(Dataset rows describing interfaces)
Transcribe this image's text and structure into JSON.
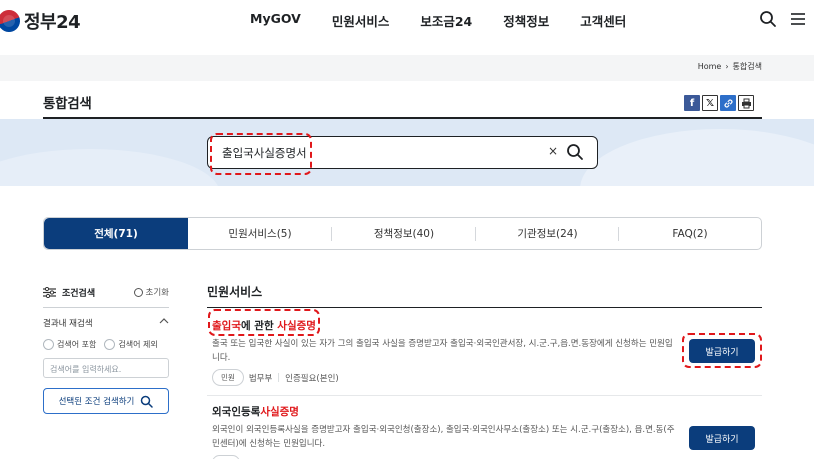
{
  "header": {
    "logo_text": "정부24",
    "nav": [
      "MyGOV",
      "민원서비스",
      "보조금24",
      "정책정보",
      "고객센터"
    ],
    "icons": [
      "search-icon",
      "menu-icon"
    ]
  },
  "breadcrumb": {
    "home": "Home",
    "current": "통합검색"
  },
  "page": {
    "title": "통합검색",
    "share_icons": [
      "facebook-icon",
      "x-icon",
      "link-icon",
      "print-icon"
    ]
  },
  "search": {
    "value": "출입국사실증명서",
    "clear": "×"
  },
  "tabs": [
    {
      "label": "전체(71)",
      "active": true
    },
    {
      "label": "민원서비스(5)"
    },
    {
      "label": "정책정보(40)"
    },
    {
      "label": "기관정보(24)"
    },
    {
      "label": "FAQ(2)"
    }
  ],
  "filter": {
    "title": "조건검색",
    "reset": "초기화",
    "within_title": "결과내 재검색",
    "include": "검색어 포함",
    "exclude": "검색어 제외",
    "placeholder": "검색어를 입력하세요.",
    "apply": "선택된 조건 검색하기"
  },
  "results": {
    "section_title": "민원서비스",
    "items": [
      {
        "title_pre": "출입국",
        "title_mid": "에 관한 ",
        "title_hl": "사실증명",
        "desc": "출국 또는 입국한 사실이 있는 자가 그의 출입국 사실을 증명받고자 출입국·외국인관서장, 시.군.구,읍.면.동장에게 신청하는 민원입니다.",
        "tag": "민원",
        "agency": "법무부",
        "auth": "인증필요(본인)",
        "button": "발급하기"
      },
      {
        "title_pre": "외국인등록",
        "title_hl": "사실증명",
        "desc": "외국인이 외국인등록사실을 증명받고자 출입국·외국인청(출장소), 출입국·외국인사무소(출장소) 또는 시.군.구(출장소), 읍.면.동(주민센터)에 신청하는 민원입니다.",
        "button": "발급하기"
      }
    ]
  },
  "colors": {
    "primary": "#0b3d7c",
    "highlight": "#e0181b",
    "band": "#dde8f5"
  }
}
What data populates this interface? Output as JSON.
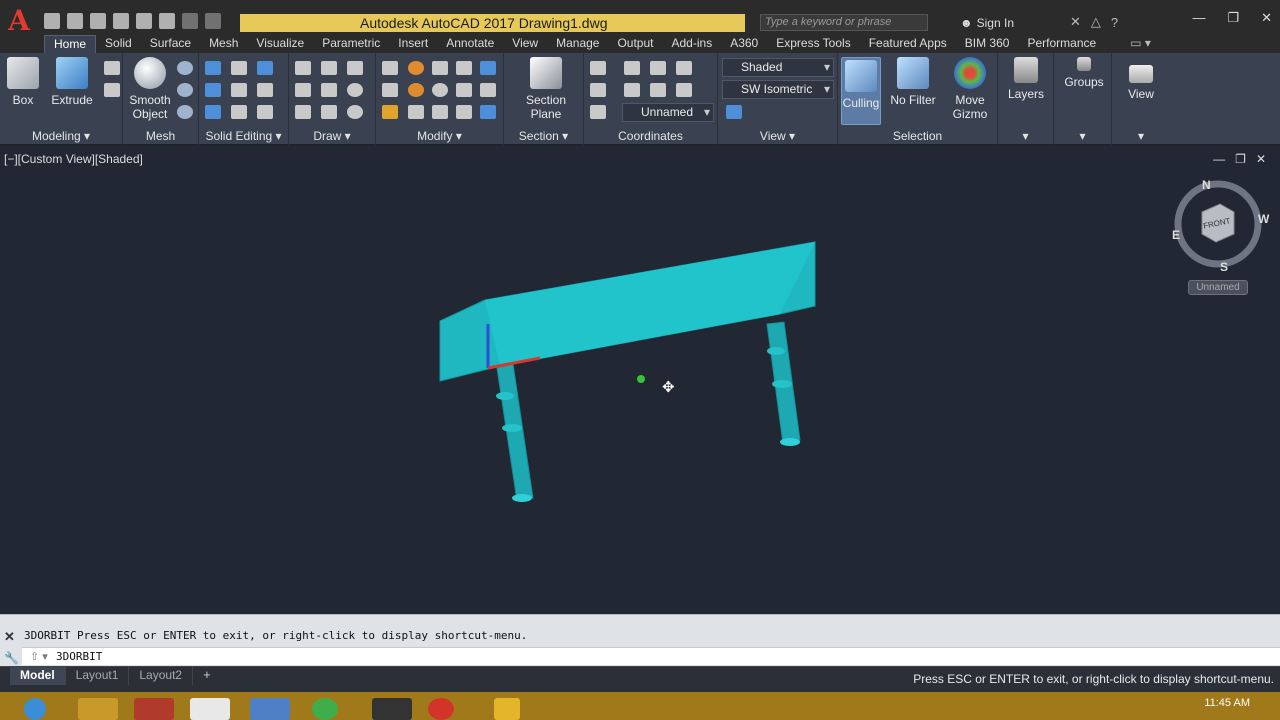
{
  "titlebar": {
    "app_title": "Autodesk AutoCAD 2017    Drawing1.dwg",
    "search_placeholder": "Type a keyword or phrase",
    "sign_in": "Sign In",
    "logo": "A"
  },
  "ribbon_tabs": [
    "Home",
    "Solid",
    "Surface",
    "Mesh",
    "Visualize",
    "Parametric",
    "Insert",
    "Annotate",
    "View",
    "Manage",
    "Output",
    "Add-ins",
    "A360",
    "Express Tools",
    "Featured Apps",
    "BIM 360",
    "Performance"
  ],
  "ribbon": {
    "modeling": {
      "label": "Modeling ▾",
      "box": "Box",
      "extrude": "Extrude"
    },
    "mesh": {
      "label": "Mesh",
      "smooth": "Smooth",
      "object": "Object"
    },
    "solid_editing": {
      "label": "Solid Editing ▾"
    },
    "draw": {
      "label": "Draw ▾"
    },
    "modify": {
      "label": "Modify ▾"
    },
    "section": {
      "label": "Section ▾",
      "plane1": "Section",
      "plane2": "Plane"
    },
    "coordinates": {
      "label": "Coordinates",
      "ucs": "Unnamed"
    },
    "view": {
      "label": "View ▾",
      "visual_style": "Shaded",
      "view_name": "SW Isometric"
    },
    "selection": {
      "label": "Selection",
      "culling": "Culling",
      "no_filter": "No Filter",
      "move": "Move",
      "gizmo": "Gizmo"
    },
    "layers": {
      "label": "Layers"
    },
    "groups": {
      "label": "Groups"
    },
    "view_panel": {
      "label": "View"
    }
  },
  "viewport": {
    "label": "[−][Custom View][Shaded]",
    "viewcube_face": "FRONT",
    "compass": {
      "n": "N",
      "s": "S",
      "e": "E",
      "w": "W"
    },
    "named_view": "Unnamed"
  },
  "command": {
    "history": "3DORBIT Press ESC or ENTER to exit, or right-click to display shortcut-menu.",
    "input": "3DORBIT"
  },
  "layout_tabs": [
    "Model",
    "Layout1",
    "Layout2"
  ],
  "status_message": "Press ESC or ENTER to exit, or right-click to display shortcut-menu.",
  "clock": "11:45 AM",
  "colors": {
    "model": "#1fb8c1",
    "ribbon": "#3a4150",
    "viewport": "#212834",
    "title_strip": "#e7c95a"
  }
}
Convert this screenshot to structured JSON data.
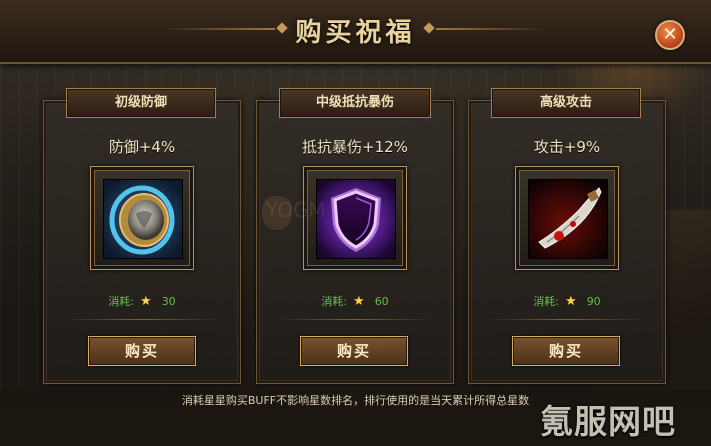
{
  "dialog": {
    "title": "购买祝福",
    "close_icon": "close-icon",
    "note": "消耗星星购买BUFF不影响星数排名，排行使用的是当天累计所得总星数"
  },
  "cards": [
    {
      "title": "初级防御",
      "effect": "防御+4%",
      "icon": "shield-round-icon",
      "cost_label": "消耗:",
      "cost_value": "30",
      "button": "购买"
    },
    {
      "title": "中级抵抗暴伤",
      "effect": "抵抗暴伤+12%",
      "icon": "purple-shield-icon",
      "cost_label": "消耗:",
      "cost_value": "60",
      "button": "购买"
    },
    {
      "title": "高级攻击",
      "effect": "攻击+9%",
      "icon": "bloody-blade-icon",
      "cost_label": "消耗:",
      "cost_value": "90",
      "button": "购买"
    }
  ],
  "watermark": {
    "corner": "氪服网吧",
    "center": "YOGM"
  },
  "colors": {
    "title": "#e8d2a0",
    "cost": "#5ec24a",
    "star": "#ffd34a",
    "frame_gold": "#b9935f",
    "close": "#d55a2a"
  }
}
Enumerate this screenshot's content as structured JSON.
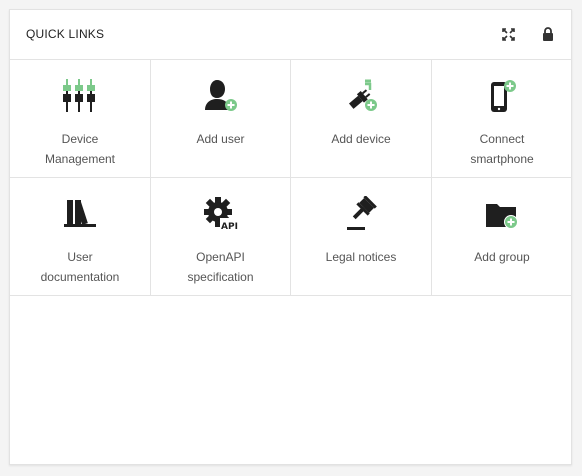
{
  "panel": {
    "title": "QUICK LINKS",
    "actions": {
      "expand_icon": "expand-icon",
      "lock_icon": "lock-icon"
    }
  },
  "tiles": [
    {
      "label": "Device\nManagement",
      "icon": "device-management-icon"
    },
    {
      "label": "Add user",
      "icon": "add-user-icon"
    },
    {
      "label": "Add device",
      "icon": "add-device-icon"
    },
    {
      "label": "Connect\nsmartphone",
      "icon": "connect-smartphone-icon"
    },
    {
      "label": "User\ndocumentation",
      "icon": "user-documentation-icon"
    },
    {
      "label": "OpenAPI\nspecification",
      "icon": "openapi-icon"
    },
    {
      "label": "Legal notices",
      "icon": "legal-notices-icon"
    },
    {
      "label": "Add group",
      "icon": "add-group-icon"
    }
  ],
  "colors": {
    "icon_dark": "#1f1f1f",
    "accent_green": "#7cc98a",
    "text": "#555555"
  }
}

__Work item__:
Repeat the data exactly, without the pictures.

__Task answer__:
Transcribe this image's text and structure into JSON.
{
  "header": {
    "logo_text": "정부24",
    "nav": [
      "MyGOV",
      "민원서비스",
      "보조금24",
      "정책정보",
      "고객센터"
    ],
    "icons": [
      "search-icon",
      "menu-icon"
    ]
  },
  "breadcrumb": {
    "home": "Home",
    "current": "통합검색"
  },
  "page": {
    "title": "통합검색",
    "share_icons": [
      "facebook-icon",
      "x-icon",
      "link-icon",
      "print-icon"
    ]
  },
  "search": {
    "value": "출입국사실증명서",
    "clear": "×"
  },
  "tabs": [
    {
      "label": "전체(71)",
      "active": true
    },
    {
      "label": "민원서비스(5)"
    },
    {
      "label": "정책정보(40)"
    },
    {
      "label": "기관정보(24)"
    },
    {
      "label": "FAQ(2)"
    }
  ],
  "filter": {
    "title": "조건검색",
    "reset": "초기화",
    "within_title": "결과내 재검색",
    "include": "검색어 포함",
    "exclude": "검색어 제외",
    "placeholder": "검색어를 입력하세요.",
    "apply": "선택된 조건 검색하기"
  },
  "results": {
    "section_title": "민원서비스",
    "items": [
      {
        "title_pre": "출입국",
        "title_mid": "에 관한 ",
        "title_hl": "사실증명",
        "desc": "출국 또는 입국한 사실이 있는 자가 그의 출입국 사실을 증명받고자 출입국·외국인관서장, 시.군.구,읍.면.동장에게 신청하는 민원입니다.",
        "tag": "민원",
        "agency": "법무부",
        "auth": "인증필요(본인)",
        "button": "발급하기"
      },
      {
        "title_pre": "외국인등록",
        "title_hl": "사실증명",
        "desc": "외국인이 외국인등록사실을 증명받고자 출입국·외국인청(출장소), 출입국·외국인사무소(출장소) 또는 시.군.구(출장소), 읍.면.동(주민센터)에 신청하는 민원입니다.",
        "button": "발급하기"
      }
    ]
  },
  "colors": {
    "primary": "#0b3d7c",
    "highlight": "#e0181b",
    "band": "#dde8f5"
  }
}
What data populates this interface? Output as JSON.
{
  "titlebar": {
    "app_title": "Autodesk AutoCAD 2017    Drawing1.dwg",
    "search_placeholder": "Type a keyword or phrase",
    "sign_in": "Sign In",
    "logo": "A"
  },
  "ribbon_tabs": [
    "Home",
    "Solid",
    "Surface",
    "Mesh",
    "Visualize",
    "Parametric",
    "Insert",
    "Annotate",
    "View",
    "Manage",
    "Output",
    "Add-ins",
    "A360",
    "Express Tools",
    "Featured Apps",
    "BIM 360",
    "Performance"
  ],
  "ribbon": {
    "modeling": {
      "label": "Modeling ▾",
      "box": "Box",
      "extrude": "Extrude"
    },
    "mesh": {
      "label": "Mesh",
      "smooth": "Smooth",
      "object": "Object"
    },
    "solid_editing": {
      "label": "Solid Editing ▾"
    },
    "draw": {
      "label": "Draw ▾"
    },
    "modify": {
      "label": "Modify ▾"
    },
    "section": {
      "label": "Section ▾",
      "plane1": "Section",
      "plane2": "Plane"
    },
    "coordinates": {
      "label": "Coordinates",
      "ucs": "Unnamed"
    },
    "view": {
      "label": "View ▾",
      "visual_style": "Shaded",
      "view_name": "SW Isometric"
    },
    "selection": {
      "label": "Selection",
      "culling": "Culling",
      "no_filter": "No Filter",
      "move": "Move",
      "gizmo": "Gizmo"
    },
    "layers": {
      "label": "Layers"
    },
    "groups": {
      "label": "Groups"
    },
    "view_panel": {
      "label": "View"
    }
  },
  "viewport": {
    "label": "[−][Custom View][Shaded]",
    "viewcube_face": "FRONT",
    "compass": {
      "n": "N",
      "s": "S",
      "e": "E",
      "w": "W"
    },
    "named_view": "Unnamed"
  },
  "command": {
    "history": "3DORBIT Press ESC or ENTER to exit, or right-click to display shortcut-menu.",
    "input": "3DORBIT"
  },
  "layout_tabs": [
    "Model",
    "Layout1",
    "Layout2"
  ],
  "status_message": "Press ESC or ENTER to exit, or right-click to display shortcut-menu.",
  "clock": "11:45 AM",
  "colors": {
    "model": "#1fb8c1",
    "ribbon": "#3a4150",
    "viewport": "#212834",
    "title_strip": "#e7c95a"
  }
}
Convert this screenshot to structured JSON data.
{
  "dialog": {
    "title": "购买祝福",
    "close_icon": "close-icon",
    "note": "消耗星星购买BUFF不影响星数排名，排行使用的是当天累计所得总星数"
  },
  "cards": [
    {
      "title": "初级防御",
      "effect": "防御+4%",
      "icon": "shield-round-icon",
      "cost_label": "消耗:",
      "cost_value": "30",
      "button": "购买"
    },
    {
      "title": "中级抵抗暴伤",
      "effect": "抵抗暴伤+12%",
      "icon": "purple-shield-icon",
      "cost_label": "消耗:",
      "cost_value": "60",
      "button": "购买"
    },
    {
      "title": "高级攻击",
      "effect": "攻击+9%",
      "icon": "bloody-blade-icon",
      "cost_label": "消耗:",
      "cost_value": "90",
      "button": "购买"
    }
  ],
  "watermark": {
    "corner": "氪服网吧",
    "center": "YOGM"
  },
  "colors": {
    "title": "#e8d2a0",
    "cost": "#5ec24a",
    "star": "#ffd34a",
    "frame_gold": "#b9935f",
    "close": "#d55a2a"
  }
}
Enumerate this screenshot's content as structured JSON.
{
  "panel": {
    "title": "QUICK LINKS",
    "actions": {
      "expand_icon": "expand-icon",
      "lock_icon": "lock-icon"
    }
  },
  "tiles": [
    {
      "label": "Device\nManagement",
      "icon": "device-management-icon"
    },
    {
      "label": "Add user",
      "icon": "add-user-icon"
    },
    {
      "label": "Add device",
      "icon": "add-device-icon"
    },
    {
      "label": "Connect\nsmartphone",
      "icon": "connect-smartphone-icon"
    },
    {
      "label": "User\ndocumentation",
      "icon": "user-documentation-icon"
    },
    {
      "label": "OpenAPI\nspecification",
      "icon": "openapi-icon"
    },
    {
      "label": "Legal notices",
      "icon": "legal-notices-icon"
    },
    {
      "label": "Add group",
      "icon": "add-group-icon"
    }
  ],
  "colors": {
    "icon_dark": "#1f1f1f",
    "accent_green": "#7cc98a",
    "text": "#555555"
  }
}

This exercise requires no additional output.